Nothing in the data may be omitted; output it all verbatim.
*** Opening INFORMATION SHOWN ***
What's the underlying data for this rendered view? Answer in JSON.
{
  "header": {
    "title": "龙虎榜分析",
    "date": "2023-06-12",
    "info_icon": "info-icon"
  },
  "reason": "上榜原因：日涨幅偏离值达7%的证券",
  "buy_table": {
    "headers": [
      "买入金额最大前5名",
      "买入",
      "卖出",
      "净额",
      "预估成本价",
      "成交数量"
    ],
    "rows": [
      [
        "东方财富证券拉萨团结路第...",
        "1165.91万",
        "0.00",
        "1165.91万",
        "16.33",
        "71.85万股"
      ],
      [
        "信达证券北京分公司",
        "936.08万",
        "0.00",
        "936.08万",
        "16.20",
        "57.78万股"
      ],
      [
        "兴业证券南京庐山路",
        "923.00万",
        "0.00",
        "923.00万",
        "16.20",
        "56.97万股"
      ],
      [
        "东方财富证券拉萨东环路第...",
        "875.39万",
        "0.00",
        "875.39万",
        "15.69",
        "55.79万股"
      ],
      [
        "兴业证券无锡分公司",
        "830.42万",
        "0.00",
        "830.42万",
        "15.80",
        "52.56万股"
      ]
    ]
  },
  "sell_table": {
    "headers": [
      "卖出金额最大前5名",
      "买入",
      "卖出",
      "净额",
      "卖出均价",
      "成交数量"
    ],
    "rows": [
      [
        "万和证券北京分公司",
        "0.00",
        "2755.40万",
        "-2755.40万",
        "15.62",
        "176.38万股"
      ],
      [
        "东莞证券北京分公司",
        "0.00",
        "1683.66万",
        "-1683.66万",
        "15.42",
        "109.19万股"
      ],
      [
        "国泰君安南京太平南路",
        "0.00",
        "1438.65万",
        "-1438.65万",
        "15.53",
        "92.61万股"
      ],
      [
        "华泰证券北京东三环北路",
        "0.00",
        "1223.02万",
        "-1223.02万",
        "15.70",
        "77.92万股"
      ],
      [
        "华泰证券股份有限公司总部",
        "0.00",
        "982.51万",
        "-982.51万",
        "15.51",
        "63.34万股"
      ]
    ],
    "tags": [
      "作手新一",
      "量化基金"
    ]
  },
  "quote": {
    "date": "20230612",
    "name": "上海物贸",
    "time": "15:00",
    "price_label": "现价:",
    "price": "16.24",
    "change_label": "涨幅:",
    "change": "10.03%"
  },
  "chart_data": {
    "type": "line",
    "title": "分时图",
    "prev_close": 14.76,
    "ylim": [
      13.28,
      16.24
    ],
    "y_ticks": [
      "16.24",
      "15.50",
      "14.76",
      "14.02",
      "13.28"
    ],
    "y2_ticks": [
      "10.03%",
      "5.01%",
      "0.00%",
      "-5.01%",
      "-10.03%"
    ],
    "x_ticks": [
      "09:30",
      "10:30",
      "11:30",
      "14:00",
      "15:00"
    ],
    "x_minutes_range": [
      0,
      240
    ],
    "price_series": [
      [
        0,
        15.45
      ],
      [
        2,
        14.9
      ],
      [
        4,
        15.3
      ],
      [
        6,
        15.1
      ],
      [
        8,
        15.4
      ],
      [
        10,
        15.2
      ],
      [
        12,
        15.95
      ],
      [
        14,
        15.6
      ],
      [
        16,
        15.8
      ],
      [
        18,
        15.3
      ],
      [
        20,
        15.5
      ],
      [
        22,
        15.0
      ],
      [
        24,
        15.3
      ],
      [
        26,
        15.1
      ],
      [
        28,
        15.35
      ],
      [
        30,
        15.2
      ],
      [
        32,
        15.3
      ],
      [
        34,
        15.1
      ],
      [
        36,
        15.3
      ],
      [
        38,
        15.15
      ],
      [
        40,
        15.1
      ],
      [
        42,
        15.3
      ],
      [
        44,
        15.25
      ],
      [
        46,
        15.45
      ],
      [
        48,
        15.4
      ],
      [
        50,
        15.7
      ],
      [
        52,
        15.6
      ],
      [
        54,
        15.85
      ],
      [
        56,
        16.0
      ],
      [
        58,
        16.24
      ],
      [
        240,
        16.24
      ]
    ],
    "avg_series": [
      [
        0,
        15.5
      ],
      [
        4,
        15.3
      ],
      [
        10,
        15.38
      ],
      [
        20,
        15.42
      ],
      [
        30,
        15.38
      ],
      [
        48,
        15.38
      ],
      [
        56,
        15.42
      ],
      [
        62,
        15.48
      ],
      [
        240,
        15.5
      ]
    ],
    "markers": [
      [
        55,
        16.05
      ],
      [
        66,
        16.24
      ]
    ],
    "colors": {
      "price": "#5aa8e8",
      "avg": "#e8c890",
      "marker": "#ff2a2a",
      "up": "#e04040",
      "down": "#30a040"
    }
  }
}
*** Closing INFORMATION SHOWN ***
ANSWER TO THIS PROBLEM.
What's the underlying data for this rendered view? Answer in JSON.
{
  "header": {
    "title": "龙虎榜分析",
    "date": "2023-06-12",
    "info_icon": "info-icon"
  },
  "reason": "上榜原因：日涨幅偏离值达7%的证券",
  "buy_table": {
    "headers": [
      "买入金额最大前5名",
      "买入",
      "卖出",
      "净额",
      "预估成本价",
      "成交数量"
    ],
    "rows": [
      [
        "东方财富证券拉萨团结路第...",
        "1165.91万",
        "0.00",
        "1165.91万",
        "16.33",
        "71.85万股"
      ],
      [
        "信达证券北京分公司",
        "936.08万",
        "0.00",
        "936.08万",
        "16.20",
        "57.78万股"
      ],
      [
        "兴业证券南京庐山路",
        "923.00万",
        "0.00",
        "923.00万",
        "16.20",
        "56.97万股"
      ],
      [
        "东方财富证券拉萨东环路第...",
        "875.39万",
        "0.00",
        "875.39万",
        "15.69",
        "55.79万股"
      ],
      [
        "兴业证券无锡分公司",
        "830.42万",
        "0.00",
        "830.42万",
        "15.80",
        "52.56万股"
      ]
    ]
  },
  "sell_table": {
    "headers": [
      "卖出金额最大前5名",
      "买入",
      "卖出",
      "净额",
      "卖出均价",
      "成交数量"
    ],
    "rows": [
      [
        "万和证券北京分公司",
        "0.00",
        "2755.40万",
        "-2755.40万",
        "15.62",
        "176.38万股"
      ],
      [
        "东莞证券北京分公司",
        "0.00",
        "1683.66万",
        "-1683.66万",
        "15.42",
        "109.19万股"
      ],
      [
        "国泰君安南京太平南路",
        "0.00",
        "1438.65万",
        "-1438.65万",
        "15.53",
        "92.61万股"
      ],
      [
        "华泰证券北京东三环北路",
        "0.00",
        "1223.02万",
        "-1223.02万",
        "15.70",
        "77.92万股"
      ],
      [
        "华泰证券股份有限公司总部",
        "0.00",
        "982.51万",
        "-982.51万",
        "15.51",
        "63.34万股"
      ]
    ],
    "tags": [
      "作手新一",
      "量化基金"
    ]
  },
  "quote": {
    "date": "20230612",
    "name": "上海物贸",
    "time": "15:00",
    "price_label": "现价:",
    "price": "16.24",
    "change_label": "涨幅:",
    "change": "10.03%"
  },
  "chart_data": {
    "type": "line",
    "title": "分时图",
    "prev_close": 14.76,
    "ylim": [
      13.28,
      16.24
    ],
    "y_ticks": [
      "16.24",
      "15.50",
      "14.76",
      "14.02",
      "13.28"
    ],
    "y2_ticks": [
      "10.03%",
      "5.01%",
      "0.00%",
      "-5.01%",
      "-10.03%"
    ],
    "x_ticks": [
      "09:30",
      "10:30",
      "11:30",
      "14:00",
      "15:00"
    ],
    "x_minutes_range": [
      0,
      240
    ],
    "price_series": [
      [
        0,
        15.45
      ],
      [
        2,
        14.9
      ],
      [
        4,
        15.3
      ],
      [
        6,
        15.1
      ],
      [
        8,
        15.4
      ],
      [
        10,
        15.2
      ],
      [
        12,
        15.95
      ],
      [
        14,
        15.6
      ],
      [
        16,
        15.8
      ],
      [
        18,
        15.3
      ],
      [
        20,
        15.5
      ],
      [
        22,
        15.0
      ],
      [
        24,
        15.3
      ],
      [
        26,
        15.1
      ],
      [
        28,
        15.35
      ],
      [
        30,
        15.2
      ],
      [
        32,
        15.3
      ],
      [
        34,
        15.1
      ],
      [
        36,
        15.3
      ],
      [
        38,
        15.15
      ],
      [
        40,
        15.1
      ],
      [
        42,
        15.3
      ],
      [
        44,
        15.25
      ],
      [
        46,
        15.45
      ],
      [
        48,
        15.4
      ],
      [
        50,
        15.7
      ],
      [
        52,
        15.6
      ],
      [
        54,
        15.85
      ],
      [
        56,
        16.0
      ],
      [
        58,
        16.24
      ],
      [
        240,
        16.24
      ]
    ],
    "avg_series": [
      [
        0,
        15.5
      ],
      [
        4,
        15.3
      ],
      [
        10,
        15.38
      ],
      [
        20,
        15.42
      ],
      [
        30,
        15.38
      ],
      [
        48,
        15.38
      ],
      [
        56,
        15.42
      ],
      [
        62,
        15.48
      ],
      [
        240,
        15.5
      ]
    ],
    "markers": [
      [
        55,
        16.05
      ],
      [
        66,
        16.24
      ]
    ],
    "colors": {
      "price": "#5aa8e8",
      "avg": "#e8c890",
      "marker": "#ff2a2a",
      "up": "#e04040",
      "down": "#30a040"
    }
  }
}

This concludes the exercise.